Wanyama struggled in the game against Orlando. He wasn't alone, of course, but there was enough to suggest the reason why he doesn’t play the more advanced role between he and the Repentigny man is down to ‘legs’. At 31 and given the wear and tear of football on his body, does he still have the legs for it?
He has many other qualities of course, but as the Montreal team cries out for creativity a holding midfielder as a designated-player possibly shouldn’t have been on the shopping list.
All that can change as the season, if we are to have one, progresses. We must wait and see where Wanyama is most effective for the Impact.

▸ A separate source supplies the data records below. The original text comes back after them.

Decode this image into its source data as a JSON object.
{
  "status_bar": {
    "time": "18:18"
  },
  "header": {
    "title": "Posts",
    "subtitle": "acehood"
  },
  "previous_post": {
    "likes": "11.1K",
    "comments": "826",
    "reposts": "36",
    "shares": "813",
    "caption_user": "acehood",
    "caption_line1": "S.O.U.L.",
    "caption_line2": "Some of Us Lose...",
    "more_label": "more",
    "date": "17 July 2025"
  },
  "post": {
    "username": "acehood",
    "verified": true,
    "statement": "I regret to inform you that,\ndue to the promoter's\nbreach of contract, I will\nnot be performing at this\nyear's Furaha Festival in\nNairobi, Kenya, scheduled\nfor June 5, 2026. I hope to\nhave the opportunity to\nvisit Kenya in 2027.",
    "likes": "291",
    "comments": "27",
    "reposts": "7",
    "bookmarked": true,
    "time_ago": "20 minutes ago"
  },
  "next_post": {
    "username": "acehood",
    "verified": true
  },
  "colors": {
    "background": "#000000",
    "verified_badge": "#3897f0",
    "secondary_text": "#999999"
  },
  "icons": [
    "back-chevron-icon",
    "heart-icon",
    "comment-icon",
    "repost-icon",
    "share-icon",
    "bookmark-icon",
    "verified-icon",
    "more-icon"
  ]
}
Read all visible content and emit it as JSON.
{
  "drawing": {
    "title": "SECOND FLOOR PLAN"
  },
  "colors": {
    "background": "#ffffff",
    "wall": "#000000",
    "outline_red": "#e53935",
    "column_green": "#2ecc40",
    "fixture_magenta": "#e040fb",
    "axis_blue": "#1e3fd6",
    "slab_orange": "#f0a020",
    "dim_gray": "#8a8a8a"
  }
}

Another talent, Bojan looks lost, unsupported and unsure. Given this player’s extravagant abilities, fans expect more, and rightly so. But Bojan is not your leader. Surrounded by talented players he will perform, but all we are seeing up top is a lack of cohesion and of course, service. Again the coaching staff must find a way to get the best from the Spaniard.
Quioto is a breath of fresh air, Binks has impressed everyone with his general play and maturity, and Fanni is Fanni, but he’s 38. As captain, Jukka Raitala needs to be starting. No matter what Corrales provides going forward, the fundamental responsibility remains an ability to defend (unless maybe if IMFC possesses the ball more). The Finn is superior in this respect. He’s come in for criticism for his performances in Orlando. Fair enough, but some of it has been harsh.
The form of Saphir Taider is a worry. Given domestic circumstances, his mind may be elsewhere currently, but it’s affecting his game and he looks far from the player he can be. Others on the sidelines while not more effective than a fully-functioning Taider, must be given their chance. Although not exactly the same type of player as Taider, Maciel impressed in his lone appearance, yet we never seen him again.
What of Lassi Lappalainen? There were reports of fitness lacking, but should we not have seen more of the young Finn? He couldn’t have done worse than Okwonkwo.
Thierry Henry is as right to talk about balance as he is about fighting spirit. The balance throughout the team is off. The unit never looks like creating much or putting sides under sustained pressure, and when they do have players committed to attack, it remains highly susceptible to the counter.
The team is crying out for a regular, consistent goalscorer, but even for a proven striker to effectively produce, he needs service. Would a Josef Martinez or a Diego Rossi get twenty goals a season playing for the Impact, as they would for their current respective clubs. I doubt it.
They are more likely to be isolated and become frustrated. Behind the striking role, team balance can be improved but is unlikely to be fixed properly without additions to the squad.
What we saw in Florida, indeed what we have seen so far this season, suggests the Impact will maintain traditional trends. We don’t know at this stage how the reminder of the season will be structured, but right now 2020 looks like the beginning of a transition for the Impact, where they perhaps flirt with play-off qualification but fall short once again.
I hope I’m wrong about the play-offs, but if the transition gains momentum, missing out on ‘post-season’ in this awkwardly, unbalanced and staggered season, will have been worth it.